1. More haste less speed Doctors are always under pressure to spend more time with each patient. But that's a luxury most practitioners don't have. This leads most docs to size up a patient right away and make a diagnosis based on that initial assessment
Time management whiz Steve Prentice, of Toronto-based corporate consultancy firm Bristall Morgan Inc, says if you allow a patient more air time before jumping in to give your assessment, you may come away with more information and save yourself time in the long run. "A lot of diagnoses happen when you take the time to listen to a patient and you put their complaints in context," he notes. While you're not necessarily shaving minutes off of each patient encounter, you are making each one more meaningful.
2. Work less. Your job depends on it Another effective way to get more done is to work less. Set a maximum amount of hours that you'll put in every week and schedule regular breaks. "The more you want to get done, the more you have to address your own needs," Mr Prentice says. "If you're a physician who's burning out, that's no good for anybody."
3. Get a life Many professionals fail to find a balance in their lives. It's a key message that Mr Prentice, who studies the impact that stress has on people, tries to deliver. Give yourself permission to step away from your work.
That doesn't mean cutting your work week in half. But it does mean being engaged in activities outside of work, even if they're related to medicine, such as networking events. And a regular vacation is mandatory.
Mr Prentice reports his own doctor takes a one-month cruise every six months. "I know what he's doing guarantees 10 months of top quality work rather than 12 months of mediocre quality work." It doesn't have to be that dramatic, but taking regular breaks and resting adequately will make you more efficient in the long run.
4. Wake up, sunshine! "How much time do you give yourself in the morning to get up, get ready and go to work?" wonders Mr Prentice. "Most of us vastly underestimate the time it takes to do that and we end up rushing." Most people would agree that isn't a good way to start the day.
If you show up late for work and you've already got a backlog of patients, it causes a great deal of stress that will carry forward for the rest of the day.

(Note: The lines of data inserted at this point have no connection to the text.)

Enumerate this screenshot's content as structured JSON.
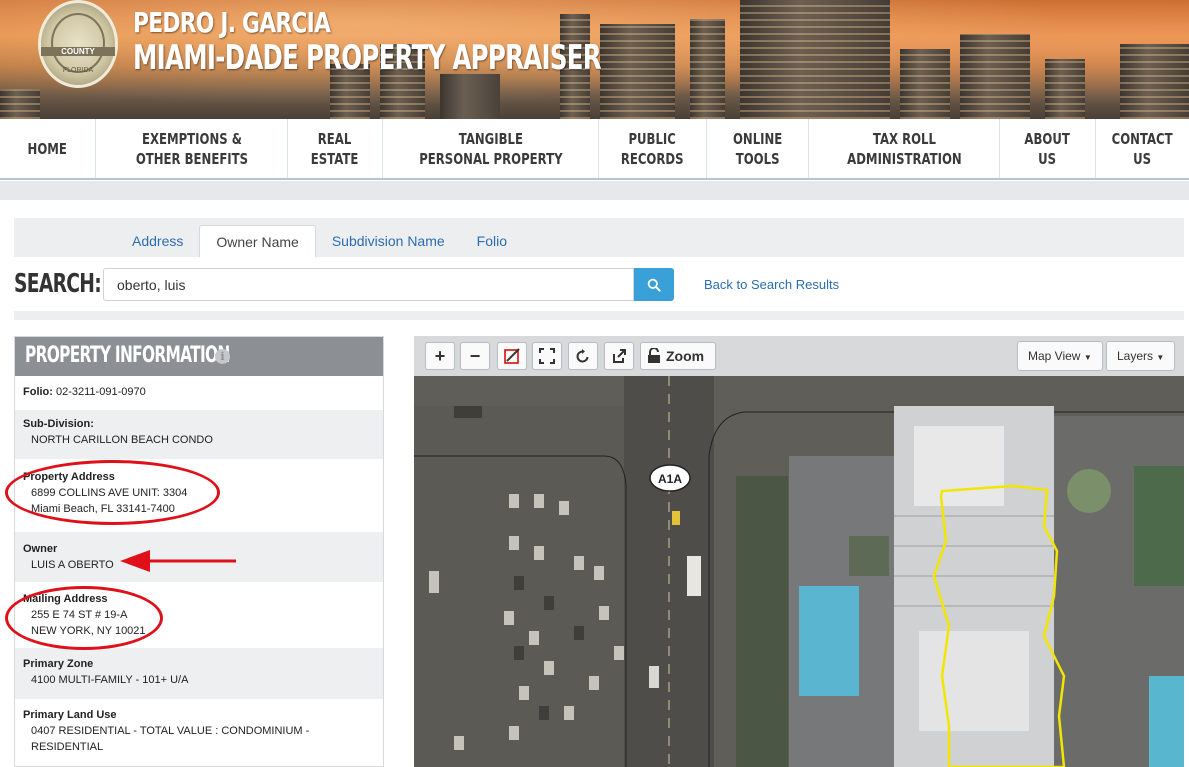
{
  "header": {
    "seal_county": "COUNTY",
    "seal_state": "FLORIDA",
    "title_line1": "PEDRO J. GARCIA",
    "title_line2": "MIAMI-DADE PROPERTY APPRAISER"
  },
  "nav": [
    {
      "label": "HOME"
    },
    {
      "label": "EXEMPTIONS &\nOTHER BENEFITS"
    },
    {
      "label": "REAL\nESTATE"
    },
    {
      "label": "TANGIBLE\nPERSONAL PROPERTY"
    },
    {
      "label": "PUBLIC\nRECORDS"
    },
    {
      "label": "ONLINE\nTOOLS"
    },
    {
      "label": "TAX ROLL\nADMINISTRATION"
    },
    {
      "label": "ABOUT\nUS"
    },
    {
      "label": "CONTACT\nUS"
    }
  ],
  "search": {
    "tabs": [
      "Address",
      "Owner Name",
      "Subdivision Name",
      "Folio"
    ],
    "active_tab": "Owner Name",
    "label": "SEARCH:",
    "value": "oberto, luis",
    "back_link": "Back to Search Results"
  },
  "property": {
    "header": "PROPERTY INFORMATION",
    "folio_label": "Folio:",
    "folio": "02-3211-091-0970",
    "subdivision_label": "Sub-Division:",
    "subdivision": "NORTH CARILLON BEACH CONDO",
    "address_label": "Property Address",
    "address_line1": "6899 COLLINS AVE   UNIT:  3304",
    "address_line2": "Miami Beach, FL  33141-7400",
    "owner_label": "Owner",
    "owner": "LUIS A OBERTO",
    "mailing_label": "Mailing Address",
    "mailing_line1": "255 E 74 ST # 19-A",
    "mailing_line2": "NEW YORK, NY 10021",
    "zone_label": "Primary Zone",
    "zone": "4100 MULTI-FAMILY - 101+ U/A",
    "land_use_label": "Primary Land Use",
    "land_use_line1": "0407 RESIDENTIAL - TOTAL VALUE : CONDOMINIUM -",
    "land_use_line2": "RESIDENTIAL"
  },
  "map": {
    "zoom_label": "Zoom",
    "map_view_label": "Map View",
    "layers_label": "Layers",
    "road_shield": "A1A",
    "parcel_color": "#f2e600",
    "annotation_color": "#e0101a"
  }
}
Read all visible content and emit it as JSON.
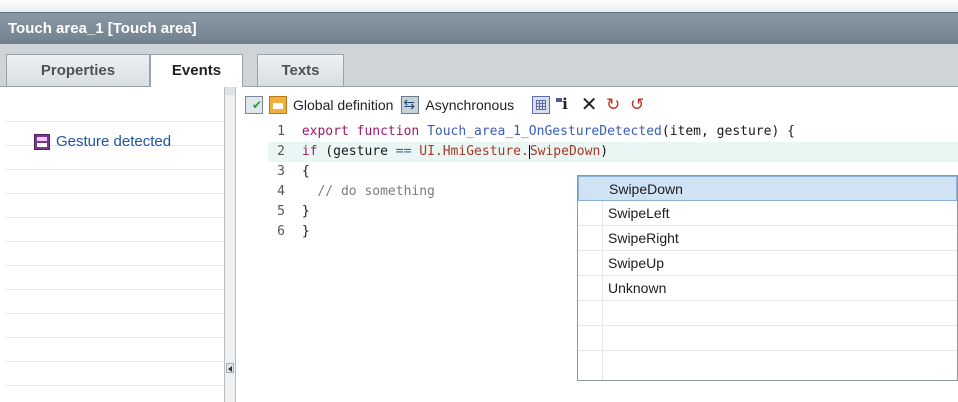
{
  "window": {
    "title": "Touch area_1 [Touch area]"
  },
  "tabs": [
    {
      "label": "Properties"
    },
    {
      "label": "Events"
    },
    {
      "label": "Texts"
    }
  ],
  "events_list": [
    {
      "label": "Gesture detected",
      "icon": "event-io-icon"
    }
  ],
  "toolbar": {
    "global_definition_label": "Global definition",
    "asynchronous_label": "Asynchronous"
  },
  "code": {
    "lines": [
      {
        "num": "1",
        "kw": "export function",
        "name": "Touch_area_1_OnGestureDetected",
        "rest": "(item, gesture) {"
      },
      {
        "num": "2",
        "kw": "if",
        "lhs": " (gesture ",
        "op": "==",
        "ui": "UI.HmiGesture.",
        "member": "SwipeDown",
        "tail": ")"
      },
      {
        "num": "3",
        "text": "{"
      },
      {
        "num": "4",
        "comment": "// do something"
      },
      {
        "num": "5",
        "text": "}"
      },
      {
        "num": "6",
        "text": "}"
      }
    ]
  },
  "autocomplete": {
    "items": [
      "SwipeDown",
      "SwipeLeft",
      "SwipeRight",
      "SwipeUp",
      "Unknown"
    ],
    "selected": "SwipeDown"
  },
  "colors": {
    "titlebar": "#7b8b96",
    "keyword": "#a0186c",
    "function_name": "#3a5db5",
    "ui_namespace": "#a63a2a",
    "selection": "#cfe3f5"
  }
}
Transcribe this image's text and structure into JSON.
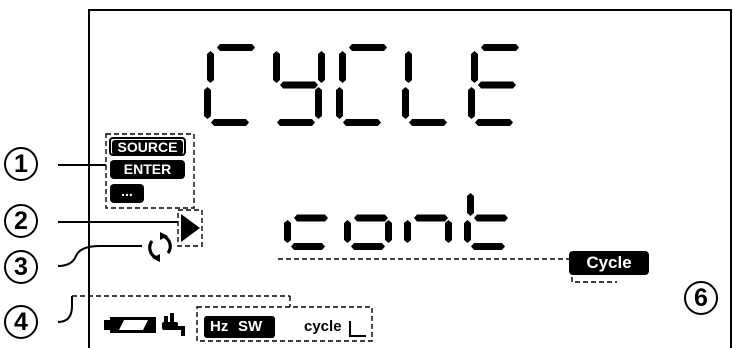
{
  "display": {
    "line1_text": "CYCLE",
    "line2_text": "cont"
  },
  "indicators": {
    "source_label": "SOURCE",
    "enter_label": "ENTER",
    "more_label": "...",
    "cycle_label": "Cycle",
    "hz_label": "Hz",
    "sw_label": "SW",
    "cycle_bar_label": "cycle",
    "play_icon": "play-triangle-icon",
    "repeat_icon": "repeat-cycle-icon",
    "battery_icon": "battery-icon",
    "plug_icon": "plug-icon"
  },
  "callouts": {
    "c1": "1",
    "c2": "2",
    "c3": "3",
    "c4": "4",
    "c6": "6"
  },
  "colors": {
    "segment": "#000000",
    "background": "#ffffff",
    "callout_line": "#000000"
  }
}
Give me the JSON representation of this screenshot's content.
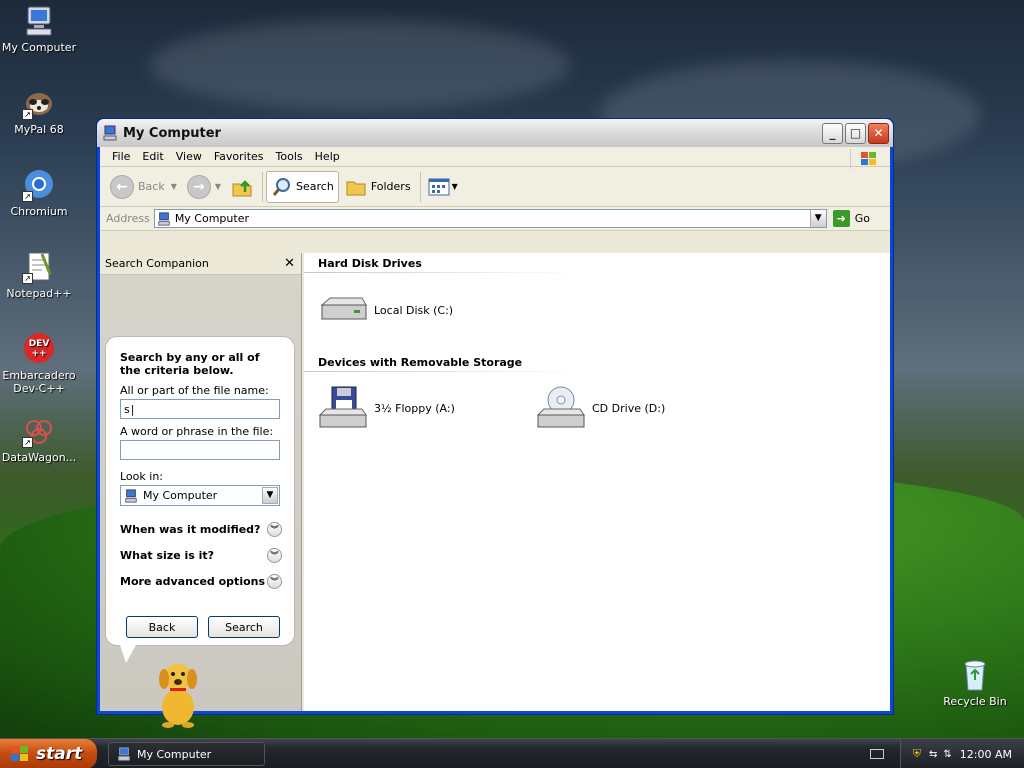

Being realistic will help you get a good head start and will give you a few moments to breathe between patients instead of running from one to the next.
5. Peak condition Another easy trick is to figure out when your energy level peaks. That's when you want to take care of the most important tasks of the day. "If there are certain things that have to get done, like administrative work, you might find you can get it done in half the time in the morning than if you leave it to late at night when you're fatigued," Mr Prentice says.
6. Make a list, check it twice Setting priorities is something that's taught in those Introduction to University Life courses for wide-eyed freshmen.
But if you find yourself cramming in those ostensibly menial administrative chores between patients or at the end of the night, it might be a good idea to set aside an hour during the day when you can finish them, uninterrupted. Or, if you absolutely can't do it, then delegate to your support staff. After all, that's why you're paying them the big bucks.
7. Just say no to 'Crackberry' It's no longer just Bay Street types who have one hand glued to their Blackberry. The constant need to be connected has spread to other fields, including medicine.
But stopping what you're doing to check your email or text messages is extremely distracting. "It tends to pull people away from the most important things, and each message has a ripple effect of distraction as your mind changes gears again" Mr Prentice says. "Try not to fall prey to the knee-jerk reaction of having to respond to email immediately."
That alone should give you one hour of your day back and make you more effective at the task at hand: helping your patient get better.
In your business, that's the bottom line.